Fr. Hoelle entered into this last hour telling the nurses that were praying with him: “I am ready to go.” He died peacefully on a Saturday dedicated to Mary.
Let me end with some reflections on Mary that fit this occasion. The first is from Origen written around 250 in the earliest commentary on this text: Origen comments, “No one may understand the meaning of this Gospel if one has not rested on the breast of Jesus and received Mary from Jesus, to be their mother also.” And finally from Fr. Hoelle who gave us his legacy about Mary: “ By accepting God’s unique call to become the mother of Jesus, Mary provided Jesus with human hands for working, a human mind for thinking, a human will for making decisions and a human heart for loving others , all others.”
His last words to us come from his golden jubilee as a Marianist priest: “The gifts we give each other/ the things we do for each other/ the friendships we build with each other are all ECHOES of God’s eternal gifts.” We also join with another beloved disciple in our farewell to Fr. Phil:
“St. John, obtain for us the grace of taking Mary into our life, as you did, and of assisting her in her mission.
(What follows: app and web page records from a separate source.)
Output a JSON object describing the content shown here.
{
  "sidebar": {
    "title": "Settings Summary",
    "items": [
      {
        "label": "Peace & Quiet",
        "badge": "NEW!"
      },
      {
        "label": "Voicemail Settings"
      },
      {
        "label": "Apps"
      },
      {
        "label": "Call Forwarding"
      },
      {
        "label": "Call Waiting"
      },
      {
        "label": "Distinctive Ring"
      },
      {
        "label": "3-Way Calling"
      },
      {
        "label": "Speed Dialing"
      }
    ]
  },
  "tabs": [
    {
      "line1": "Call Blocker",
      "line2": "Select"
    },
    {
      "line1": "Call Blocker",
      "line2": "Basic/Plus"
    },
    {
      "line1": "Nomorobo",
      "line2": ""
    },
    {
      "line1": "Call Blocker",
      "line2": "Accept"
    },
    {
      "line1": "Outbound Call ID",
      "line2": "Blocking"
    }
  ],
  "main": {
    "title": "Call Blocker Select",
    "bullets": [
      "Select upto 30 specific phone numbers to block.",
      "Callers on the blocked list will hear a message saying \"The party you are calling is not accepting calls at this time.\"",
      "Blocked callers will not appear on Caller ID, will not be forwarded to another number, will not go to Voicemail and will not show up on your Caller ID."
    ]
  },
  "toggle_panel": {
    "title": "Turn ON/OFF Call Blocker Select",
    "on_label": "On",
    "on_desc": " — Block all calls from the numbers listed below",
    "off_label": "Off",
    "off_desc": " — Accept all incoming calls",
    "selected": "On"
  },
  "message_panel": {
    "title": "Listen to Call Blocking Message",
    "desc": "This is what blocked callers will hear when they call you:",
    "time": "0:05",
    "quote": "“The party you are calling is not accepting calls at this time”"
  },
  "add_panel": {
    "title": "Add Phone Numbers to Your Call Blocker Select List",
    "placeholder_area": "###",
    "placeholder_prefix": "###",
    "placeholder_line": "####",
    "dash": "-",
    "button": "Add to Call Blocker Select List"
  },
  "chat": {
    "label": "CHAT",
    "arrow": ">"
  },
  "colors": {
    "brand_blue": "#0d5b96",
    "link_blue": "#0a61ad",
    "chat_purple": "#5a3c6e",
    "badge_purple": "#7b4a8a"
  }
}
May the Father and the Son and the Holy Spirit be glorified in all places through the Immaculate Virgin Mary. Amen. (Marianist Three O’Clock Prayer).